▶ _SOURCE DATA_:
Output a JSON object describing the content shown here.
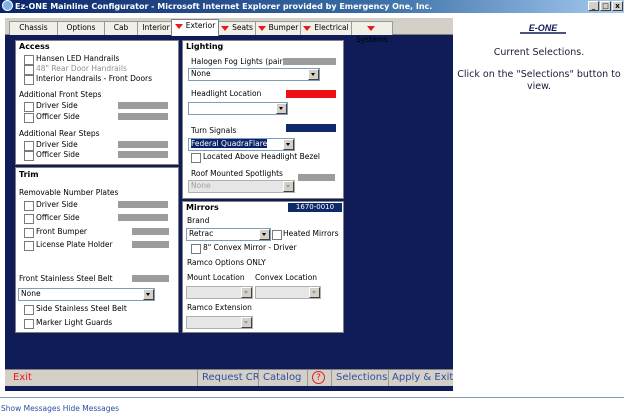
{
  "window": {
    "title": "Ez-ONE Mainline Configurator - Microsoft Internet Explorer provided by Emergency One, Inc.",
    "minimize": "_",
    "restore": "□",
    "close": "x"
  },
  "tabs": [
    {
      "label": "Chassis",
      "flag": false
    },
    {
      "label": "Options",
      "flag": false
    },
    {
      "label": "Cab",
      "flag": false
    },
    {
      "label": "Interior",
      "flag": false
    },
    {
      "label": "Exterior",
      "flag": true
    },
    {
      "label": "Seats",
      "flag": true
    },
    {
      "label": "Bumper",
      "flag": true
    },
    {
      "label": "Electrical",
      "flag": true
    },
    {
      "label": "Systems",
      "flag": true
    }
  ],
  "access": {
    "heading": "Access",
    "items": [
      "Hansen LED Handrails",
      "48\" Rear Door Handrails",
      "Interior Handrails - Front Doors"
    ],
    "front_steps_label": "Additional Front Steps",
    "front_driver": "Driver Side",
    "front_officer": "Officer Side",
    "rear_steps_label": "Additional Rear Steps",
    "rear_driver": "Driver Side",
    "rear_officer": "Officer Side"
  },
  "trim": {
    "heading": "Trim",
    "plates_label": "Removable Number Plates",
    "driver": "Driver Side",
    "officer": "Officer Side",
    "front_bumper": "Front Bumper",
    "license_plate": "License Plate Holder",
    "belt_label": "Front Stainless Steel Belt",
    "belt_value": "None",
    "side_belt": "Side Stainless Steel Belt",
    "marker_guards": "Marker Light Guards"
  },
  "lighting": {
    "heading": "Lighting",
    "fog_label": "Halogen Fog Lights (pair)",
    "fog_value": "None",
    "headlight_label": "Headlight Location",
    "headlight_value": "",
    "turn_label": "Turn Signals",
    "turn_value": "Federal QuadraFlare",
    "bezel_label": "Located Above Headlight Bezel",
    "spot_label": "Roof Mounted Spotlights",
    "spot_value": "None"
  },
  "mirrors": {
    "heading": "Mirrors",
    "part_no": "1670-0010",
    "brand_label": "Brand",
    "brand_value": "Retrac",
    "heated": "Heated Mirrors",
    "convex": "8\" Convex Mirror - Driver",
    "ramco_only": "Ramco Options ONLY",
    "mount_label": "Mount Location",
    "convex_loc_label": "Convex Location",
    "extension_label": "Ramco Extension"
  },
  "footer": {
    "exit": "Exit",
    "request_cr": "Request CR",
    "catalog": "Catalog",
    "help": "?",
    "selections": "Selections",
    "apply_exit": "Apply & Exit"
  },
  "side": {
    "logo": "E-ONE",
    "current": "Current Selections.",
    "hint": "Click on the \"Selections\" button to view."
  },
  "messages": {
    "show": "Show Messages",
    "hide": "Hide Messages"
  },
  "colors": {
    "app_bg": "#0f1c57",
    "headlight_swatch": "#ee1111",
    "turn_swatch": "#0f2a6b",
    "tab_flag": "#e81a1a"
  }
}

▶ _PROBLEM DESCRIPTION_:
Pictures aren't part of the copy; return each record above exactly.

▶ _SOLUTION TO THIS PROBLEM_:
Output a JSON object describing the content shown here.
{
  "window": {
    "title": "Ez-ONE Mainline Configurator - Microsoft Internet Explorer provided by Emergency One, Inc.",
    "minimize": "_",
    "restore": "□",
    "close": "x"
  },
  "tabs": [
    {
      "label": "Chassis",
      "flag": false
    },
    {
      "label": "Options",
      "flag": false
    },
    {
      "label": "Cab",
      "flag": false
    },
    {
      "label": "Interior",
      "flag": false
    },
    {
      "label": "Exterior",
      "flag": true
    },
    {
      "label": "Seats",
      "flag": true
    },
    {
      "label": "Bumper",
      "flag": true
    },
    {
      "label": "Electrical",
      "flag": true
    },
    {
      "label": "Systems",
      "flag": true
    }
  ],
  "access": {
    "heading": "Access",
    "items": [
      "Hansen LED Handrails",
      "48\" Rear Door Handrails",
      "Interior Handrails - Front Doors"
    ],
    "front_steps_label": "Additional Front Steps",
    "front_driver": "Driver Side",
    "front_officer": "Officer Side",
    "rear_steps_label": "Additional Rear Steps",
    "rear_driver": "Driver Side",
    "rear_officer": "Officer Side"
  },
  "trim": {
    "heading": "Trim",
    "plates_label": "Removable Number Plates",
    "driver": "Driver Side",
    "officer": "Officer Side",
    "front_bumper": "Front Bumper",
    "license_plate": "License Plate Holder",
    "belt_label": "Front Stainless Steel Belt",
    "belt_value": "None",
    "side_belt": "Side Stainless Steel Belt",
    "marker_guards": "Marker Light Guards"
  },
  "lighting": {
    "heading": "Lighting",
    "fog_label": "Halogen Fog Lights (pair)",
    "fog_value": "None",
    "headlight_label": "Headlight Location",
    "headlight_value": "",
    "turn_label": "Turn Signals",
    "turn_value": "Federal QuadraFlare",
    "bezel_label": "Located Above Headlight Bezel",
    "spot_label": "Roof Mounted Spotlights",
    "spot_value": "None"
  },
  "mirrors": {
    "heading": "Mirrors",
    "part_no": "1670-0010",
    "brand_label": "Brand",
    "brand_value": "Retrac",
    "heated": "Heated Mirrors",
    "convex": "8\" Convex Mirror - Driver",
    "ramco_only": "Ramco Options ONLY",
    "mount_label": "Mount Location",
    "convex_loc_label": "Convex Location",
    "extension_label": "Ramco Extension"
  },
  "footer": {
    "exit": "Exit",
    "request_cr": "Request CR",
    "catalog": "Catalog",
    "help": "?",
    "selections": "Selections",
    "apply_exit": "Apply & Exit"
  },
  "side": {
    "logo": "E-ONE",
    "current": "Current Selections.",
    "hint": "Click on the \"Selections\" button to view."
  },
  "messages": {
    "show": "Show Messages",
    "hide": "Hide Messages"
  },
  "colors": {
    "app_bg": "#0f1c57",
    "headlight_swatch": "#ee1111",
    "turn_swatch": "#0f2a6b",
    "tab_flag": "#e81a1a"
  }
}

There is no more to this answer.